Any objective view of the current US strategy towards Iraq should address the intellectual shifts and regional and international political changes that accompanied the crystallization of new visions for both the US foreign policy and strategy. Therefore, exposure to the US strategy towards Iraq is a political diagnosis for the most comprehensive American strategic project in the Middle East.
The first weeks of the Biden-Harris administration signaled that the Middle East was no longer a priority for US foreign policy. President Biden indicated that he wants to reduce the United States’ participation in the Middle East and re-focus on national security priorities such as Russia and China by moving from military engagement tools to civilian ones. During his election campaign, he promised to (end the wars in Afghanistan and the Middle East, which have cost blood and money. And he added that “these wars only drain our ability to lead on other issues that require our attention and prevent us from rebuilding American power.” But the critical question remains about how to deploy diplomacy in a region rife with violent conflict effectively.
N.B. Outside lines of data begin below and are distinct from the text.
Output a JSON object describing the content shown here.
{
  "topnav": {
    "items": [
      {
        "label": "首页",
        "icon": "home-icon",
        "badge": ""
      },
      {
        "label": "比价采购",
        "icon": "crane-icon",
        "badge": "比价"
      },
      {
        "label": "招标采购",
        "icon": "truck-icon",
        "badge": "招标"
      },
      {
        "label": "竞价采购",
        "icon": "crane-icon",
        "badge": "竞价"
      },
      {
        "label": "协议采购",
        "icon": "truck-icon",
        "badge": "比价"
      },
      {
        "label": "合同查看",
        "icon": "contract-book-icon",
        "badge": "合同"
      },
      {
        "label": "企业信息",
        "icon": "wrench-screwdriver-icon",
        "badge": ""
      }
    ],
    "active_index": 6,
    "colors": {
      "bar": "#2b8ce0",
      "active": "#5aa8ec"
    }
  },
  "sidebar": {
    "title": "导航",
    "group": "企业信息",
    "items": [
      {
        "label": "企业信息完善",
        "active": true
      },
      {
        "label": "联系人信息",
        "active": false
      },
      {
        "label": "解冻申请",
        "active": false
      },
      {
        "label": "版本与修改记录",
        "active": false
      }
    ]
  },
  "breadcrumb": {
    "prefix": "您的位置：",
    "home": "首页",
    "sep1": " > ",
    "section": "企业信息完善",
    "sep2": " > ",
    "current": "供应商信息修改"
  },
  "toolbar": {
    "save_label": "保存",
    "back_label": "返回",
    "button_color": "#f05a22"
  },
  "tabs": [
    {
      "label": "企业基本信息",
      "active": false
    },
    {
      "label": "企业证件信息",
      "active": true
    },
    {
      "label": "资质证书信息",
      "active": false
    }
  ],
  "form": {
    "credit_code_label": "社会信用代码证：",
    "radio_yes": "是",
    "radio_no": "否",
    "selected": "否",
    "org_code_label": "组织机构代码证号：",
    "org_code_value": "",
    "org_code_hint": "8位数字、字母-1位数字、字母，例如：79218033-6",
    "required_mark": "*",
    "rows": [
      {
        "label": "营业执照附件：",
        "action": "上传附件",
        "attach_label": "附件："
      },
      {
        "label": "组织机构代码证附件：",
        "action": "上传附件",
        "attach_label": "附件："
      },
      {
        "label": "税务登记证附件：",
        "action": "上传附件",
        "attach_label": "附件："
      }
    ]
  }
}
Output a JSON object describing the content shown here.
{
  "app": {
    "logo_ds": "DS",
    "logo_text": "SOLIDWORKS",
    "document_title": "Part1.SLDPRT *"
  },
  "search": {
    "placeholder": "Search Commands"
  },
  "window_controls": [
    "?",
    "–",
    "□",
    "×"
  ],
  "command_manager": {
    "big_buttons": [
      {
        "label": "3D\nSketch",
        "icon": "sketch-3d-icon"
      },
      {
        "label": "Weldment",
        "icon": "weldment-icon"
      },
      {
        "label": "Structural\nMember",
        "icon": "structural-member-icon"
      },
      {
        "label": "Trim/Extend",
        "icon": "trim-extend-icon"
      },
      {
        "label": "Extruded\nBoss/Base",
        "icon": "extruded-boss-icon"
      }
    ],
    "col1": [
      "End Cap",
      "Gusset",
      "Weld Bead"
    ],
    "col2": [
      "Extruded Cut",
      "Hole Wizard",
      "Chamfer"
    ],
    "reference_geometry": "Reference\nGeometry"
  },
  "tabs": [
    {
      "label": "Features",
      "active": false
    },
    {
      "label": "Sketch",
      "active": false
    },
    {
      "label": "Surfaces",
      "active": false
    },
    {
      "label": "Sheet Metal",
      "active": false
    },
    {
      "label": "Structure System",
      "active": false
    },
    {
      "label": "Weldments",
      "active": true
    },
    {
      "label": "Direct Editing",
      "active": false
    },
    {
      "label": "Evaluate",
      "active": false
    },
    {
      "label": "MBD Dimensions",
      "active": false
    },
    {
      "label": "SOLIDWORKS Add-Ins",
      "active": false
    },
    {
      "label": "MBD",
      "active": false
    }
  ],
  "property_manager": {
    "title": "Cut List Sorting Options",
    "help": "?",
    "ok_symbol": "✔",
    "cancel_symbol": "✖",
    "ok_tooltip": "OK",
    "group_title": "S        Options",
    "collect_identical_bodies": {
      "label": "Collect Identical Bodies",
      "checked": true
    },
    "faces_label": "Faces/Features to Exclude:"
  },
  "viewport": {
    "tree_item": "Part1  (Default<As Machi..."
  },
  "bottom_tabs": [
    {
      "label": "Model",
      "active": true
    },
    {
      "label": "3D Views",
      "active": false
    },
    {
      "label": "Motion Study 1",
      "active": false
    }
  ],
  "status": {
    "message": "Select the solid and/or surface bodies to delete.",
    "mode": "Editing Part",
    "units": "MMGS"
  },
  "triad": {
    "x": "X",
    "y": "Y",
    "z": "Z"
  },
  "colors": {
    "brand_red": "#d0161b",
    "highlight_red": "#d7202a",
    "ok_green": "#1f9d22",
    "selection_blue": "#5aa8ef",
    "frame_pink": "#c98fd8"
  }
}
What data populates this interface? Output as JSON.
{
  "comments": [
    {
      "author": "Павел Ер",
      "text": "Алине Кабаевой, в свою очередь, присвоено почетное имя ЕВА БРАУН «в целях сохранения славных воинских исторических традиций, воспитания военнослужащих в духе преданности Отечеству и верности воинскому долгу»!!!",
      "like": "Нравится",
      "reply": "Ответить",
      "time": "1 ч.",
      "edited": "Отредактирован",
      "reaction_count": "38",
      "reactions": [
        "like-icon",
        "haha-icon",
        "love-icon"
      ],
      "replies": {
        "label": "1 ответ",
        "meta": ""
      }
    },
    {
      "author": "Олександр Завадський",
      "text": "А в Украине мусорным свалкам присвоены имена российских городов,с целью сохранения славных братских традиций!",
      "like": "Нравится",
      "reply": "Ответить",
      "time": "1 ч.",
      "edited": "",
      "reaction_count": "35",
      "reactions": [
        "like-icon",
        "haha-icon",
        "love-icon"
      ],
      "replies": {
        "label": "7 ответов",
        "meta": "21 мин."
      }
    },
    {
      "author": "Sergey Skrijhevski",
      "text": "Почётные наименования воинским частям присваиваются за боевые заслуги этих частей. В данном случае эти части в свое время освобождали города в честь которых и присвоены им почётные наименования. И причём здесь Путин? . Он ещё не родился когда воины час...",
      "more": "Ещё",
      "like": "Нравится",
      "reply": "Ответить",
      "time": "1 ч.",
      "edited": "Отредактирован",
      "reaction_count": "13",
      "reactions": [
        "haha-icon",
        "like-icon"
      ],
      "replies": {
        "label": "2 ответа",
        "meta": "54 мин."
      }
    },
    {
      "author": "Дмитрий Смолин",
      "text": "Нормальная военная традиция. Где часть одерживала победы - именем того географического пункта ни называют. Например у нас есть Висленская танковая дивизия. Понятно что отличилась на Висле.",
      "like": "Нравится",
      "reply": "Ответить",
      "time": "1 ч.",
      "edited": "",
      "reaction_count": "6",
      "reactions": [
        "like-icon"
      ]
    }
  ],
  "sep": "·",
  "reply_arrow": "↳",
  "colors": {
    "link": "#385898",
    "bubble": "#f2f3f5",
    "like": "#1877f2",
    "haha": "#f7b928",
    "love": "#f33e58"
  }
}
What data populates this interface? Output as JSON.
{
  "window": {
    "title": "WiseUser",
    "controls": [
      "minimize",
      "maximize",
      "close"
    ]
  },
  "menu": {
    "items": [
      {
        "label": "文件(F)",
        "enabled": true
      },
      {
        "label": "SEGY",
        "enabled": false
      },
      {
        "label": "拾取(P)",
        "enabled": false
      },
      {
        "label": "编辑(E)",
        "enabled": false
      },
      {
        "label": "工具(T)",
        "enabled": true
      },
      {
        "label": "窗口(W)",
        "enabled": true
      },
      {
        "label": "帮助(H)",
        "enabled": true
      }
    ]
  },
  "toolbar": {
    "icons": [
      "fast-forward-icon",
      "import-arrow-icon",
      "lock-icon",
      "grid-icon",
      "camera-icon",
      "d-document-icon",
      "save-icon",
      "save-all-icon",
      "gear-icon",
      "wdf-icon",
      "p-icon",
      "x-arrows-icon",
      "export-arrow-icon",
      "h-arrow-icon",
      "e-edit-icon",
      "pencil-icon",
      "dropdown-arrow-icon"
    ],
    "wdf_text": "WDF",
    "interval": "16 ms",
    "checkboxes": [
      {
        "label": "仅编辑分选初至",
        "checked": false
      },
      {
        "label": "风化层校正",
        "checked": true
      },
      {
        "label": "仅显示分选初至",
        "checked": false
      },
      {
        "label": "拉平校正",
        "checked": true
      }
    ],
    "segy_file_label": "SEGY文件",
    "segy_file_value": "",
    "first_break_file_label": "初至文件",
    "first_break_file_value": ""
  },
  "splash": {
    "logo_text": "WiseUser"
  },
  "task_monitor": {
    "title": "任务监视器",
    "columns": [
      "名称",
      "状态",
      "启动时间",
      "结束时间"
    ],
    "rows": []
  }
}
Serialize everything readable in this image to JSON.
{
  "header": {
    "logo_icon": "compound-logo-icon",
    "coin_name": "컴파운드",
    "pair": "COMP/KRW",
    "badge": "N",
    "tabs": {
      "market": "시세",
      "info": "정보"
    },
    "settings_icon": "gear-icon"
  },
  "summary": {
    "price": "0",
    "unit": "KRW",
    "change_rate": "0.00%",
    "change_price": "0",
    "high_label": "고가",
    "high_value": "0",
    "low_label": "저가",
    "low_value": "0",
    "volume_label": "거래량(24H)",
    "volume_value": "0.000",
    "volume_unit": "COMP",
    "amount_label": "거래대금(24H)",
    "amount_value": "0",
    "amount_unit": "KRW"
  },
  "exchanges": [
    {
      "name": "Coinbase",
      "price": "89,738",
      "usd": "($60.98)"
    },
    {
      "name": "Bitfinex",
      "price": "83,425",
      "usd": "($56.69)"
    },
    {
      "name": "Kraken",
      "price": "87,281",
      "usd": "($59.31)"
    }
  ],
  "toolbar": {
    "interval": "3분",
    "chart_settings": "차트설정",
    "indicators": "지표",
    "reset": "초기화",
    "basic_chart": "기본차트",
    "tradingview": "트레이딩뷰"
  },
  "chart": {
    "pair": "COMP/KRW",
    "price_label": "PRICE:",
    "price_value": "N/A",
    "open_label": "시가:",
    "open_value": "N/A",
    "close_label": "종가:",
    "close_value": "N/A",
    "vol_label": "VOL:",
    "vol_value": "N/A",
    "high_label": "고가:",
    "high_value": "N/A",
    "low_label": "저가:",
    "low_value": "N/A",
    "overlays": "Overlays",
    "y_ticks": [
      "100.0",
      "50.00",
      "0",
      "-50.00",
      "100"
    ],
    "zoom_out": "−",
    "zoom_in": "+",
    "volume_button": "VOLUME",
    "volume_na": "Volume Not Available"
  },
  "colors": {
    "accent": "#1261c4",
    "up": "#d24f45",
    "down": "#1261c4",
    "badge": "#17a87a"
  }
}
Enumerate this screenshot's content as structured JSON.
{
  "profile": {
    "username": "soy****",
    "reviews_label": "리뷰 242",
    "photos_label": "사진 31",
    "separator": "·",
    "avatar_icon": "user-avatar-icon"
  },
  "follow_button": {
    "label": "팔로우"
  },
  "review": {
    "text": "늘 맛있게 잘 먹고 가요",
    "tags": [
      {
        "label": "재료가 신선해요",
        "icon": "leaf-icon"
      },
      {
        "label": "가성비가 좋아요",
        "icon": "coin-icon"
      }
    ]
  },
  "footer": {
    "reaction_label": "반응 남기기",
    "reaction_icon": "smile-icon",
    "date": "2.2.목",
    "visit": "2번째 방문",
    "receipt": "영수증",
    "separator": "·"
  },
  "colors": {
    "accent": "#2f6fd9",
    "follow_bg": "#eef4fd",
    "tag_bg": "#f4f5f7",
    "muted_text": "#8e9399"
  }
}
Anthony Blinken, whom Biden chose as the Secretary of State, believes that “Russia and China are among the priorities of their foreign policy; Therefore, they have an opportunity to adopt a long strategic view of Iraq, and as US foreign policy continues to shift towards competition between great powers, support for security and democracy in Iraq will not only curb Iranian ambitions but the ambitions of Russia and China as well.